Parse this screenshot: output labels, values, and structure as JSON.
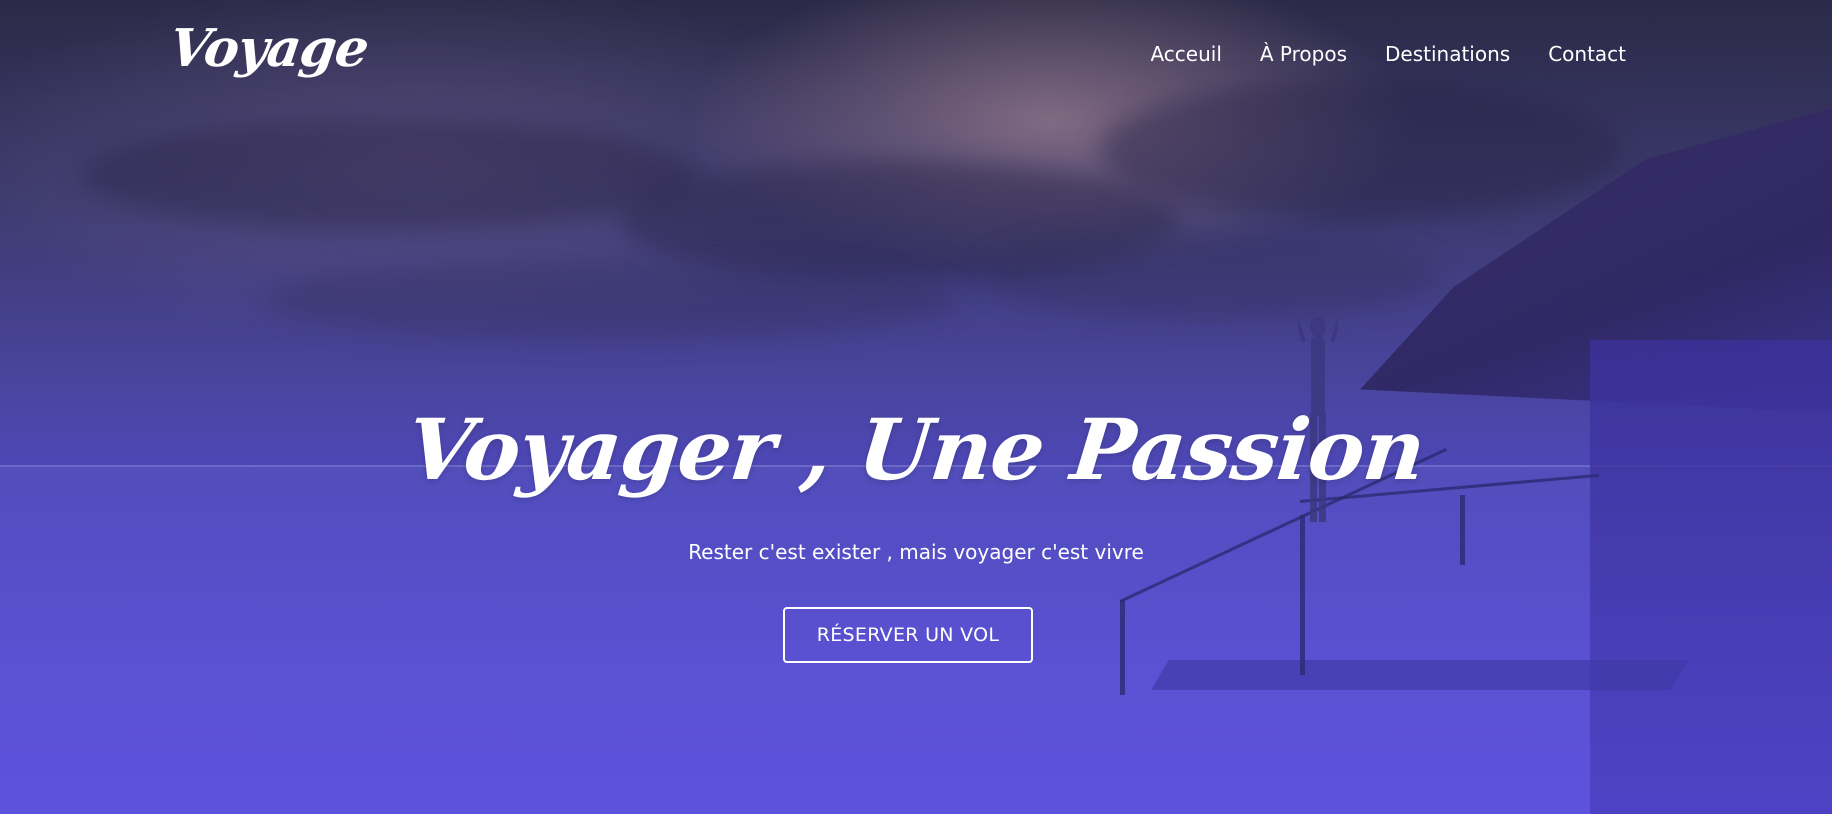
{
  "brand": {
    "logo_text": "Voyage"
  },
  "nav": {
    "items": [
      {
        "label": "Acceuil"
      },
      {
        "label": "À Propos"
      },
      {
        "label": "Destinations"
      },
      {
        "label": "Contact"
      }
    ]
  },
  "hero": {
    "headline": "Voyager , Une Passion",
    "tagline": "Rester c'est exister , mais voyager c'est vivre",
    "cta_label": "RÉSERVER UN VOL"
  },
  "colors": {
    "overlay_top": "#2b2a47",
    "overlay_bottom": "#5d52dd",
    "text": "#ffffff"
  }
}
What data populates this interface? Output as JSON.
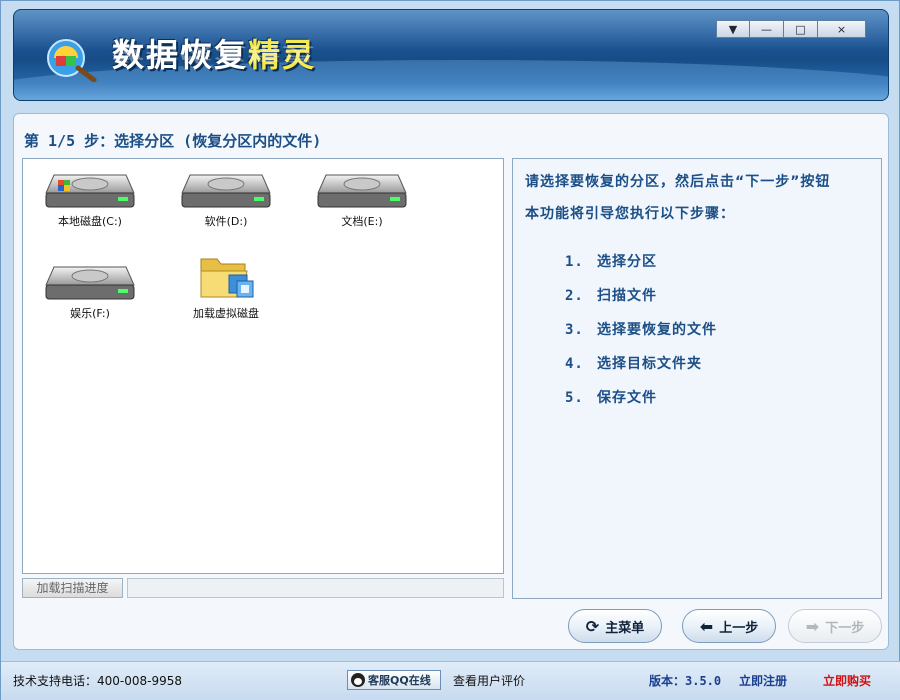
{
  "app": {
    "title_main": "数据恢复",
    "title_accent": "精灵",
    "window_controls": [
      "▼",
      "—",
      "□",
      "×"
    ]
  },
  "step": {
    "title": "第 1/5 步：选择分区 (恢复分区内的文件)"
  },
  "drives": [
    {
      "label": "本地磁盘(C:)",
      "icon": "system-drive-icon"
    },
    {
      "label": "软件(D:)",
      "icon": "hard-drive-icon"
    },
    {
      "label": "文档(E:)",
      "icon": "hard-drive-icon"
    },
    {
      "label": "娱乐(F:)",
      "icon": "hard-drive-icon"
    },
    {
      "label": "加载虚拟磁盘",
      "icon": "virtual-disk-folder-icon"
    }
  ],
  "progress": {
    "button_label": "加载扫描进度"
  },
  "info": {
    "intro": "请选择要恢复的分区，然后点击“下一步”按钮",
    "lead": "本功能将引导您执行以下步骤：",
    "steps": [
      {
        "num": "1.",
        "text": "选择分区"
      },
      {
        "num": "2.",
        "text": "扫描文件"
      },
      {
        "num": "3.",
        "text": "选择要恢复的文件"
      },
      {
        "num": "4.",
        "text": "选择目标文件夹"
      },
      {
        "num": "5.",
        "text": "保存文件"
      }
    ]
  },
  "nav": {
    "main_menu": "主菜单",
    "prev": "上一步",
    "next": "下一步"
  },
  "status": {
    "support_phone": "技术支持电话：400-008-9958",
    "qq_online": "客服QQ在线",
    "user_reviews": "查看用户评价",
    "version": "版本：3.5.0",
    "register": "立即注册",
    "buy": "立即购买"
  },
  "colors": {
    "accent_title": "#f6e94d",
    "info_text": "#1d4f87",
    "buy_red": "#d01010"
  }
}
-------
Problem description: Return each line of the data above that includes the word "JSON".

Task answer:
Parse this screenshot: output labels, values, and structure as JSON.
What data populates this interface? Output as JSON.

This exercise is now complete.